Chapter 4, describes how AE Succinimide, a simplified MLA analogue, stabilises a closed state of the (α4)3(β2)2 receptor at a distinct site on the channel pore. By utilizing substituted-cysteine accessibility and cross-linking experiments, we showed, using the (α4)3(β2)2 stoichiometry, that upon binding, AE Succinimide induces a conformational change that caused two adjacent mutated α4 subunits at the 13’ to a cysteine react in an act to stabilise a closed state. The cross-reaction was reversed by using the reducing agent, dithiothreitol (DTT). This study demonstrates that AE Succinimide is a pore blocker of nAChRs that not only act by sterically hindering ion permeability but acts by inducing a conformational change to stabilize a closed state.

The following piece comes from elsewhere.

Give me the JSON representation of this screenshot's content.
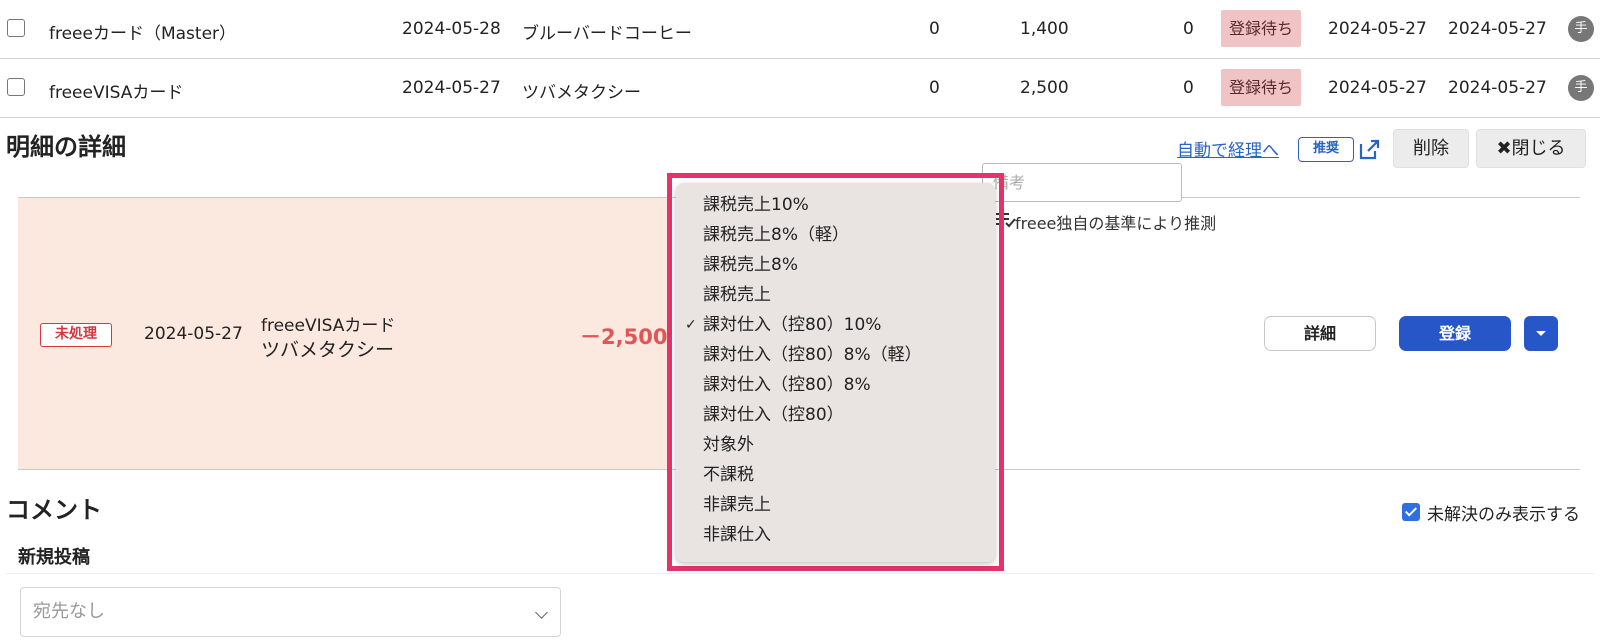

In Chapter 5, we investigated certain mutations of the (α4)3(β2)2 receptor that causes autosomal dominant nocturnal frontal lobe epilepsy (ADNFLE). ADNFLE is a genetic form of epilepsy that is caused by mutations in several genes, including genes encoding for the α4 and β2 subunits of the nACh receptor. This chapter describes how the function of the channel can be changed by a disease-causing mutation located in the transmembrane region. Specifically, how mutations in the β2 subunit (β2V308A) that cause ADNFLE alter the function of distinct stoichiometric forms of α4β2 nACh receptors.
Overall, the thesis significantly contributes to the wealth of knowledge about α4β2 receptor stoichiometry. The finding of this thesis has contributed to the knowledge surrounding the structure activity relationship of series of MLA analogues as well as using different approaches to investigate the binding site of AE Succinimide at the two α4β2 receptor stoichiometries and finally to understand and characterize how mutations in the β2 subunit (β2V308A) that cause epilepsy, alter the function of distinct stoichiometric forms of α4β2 nACh receptors. Consequently, this knowledge can serve as a guide in designing selective and potent agents that may be used for therapeutic purposes.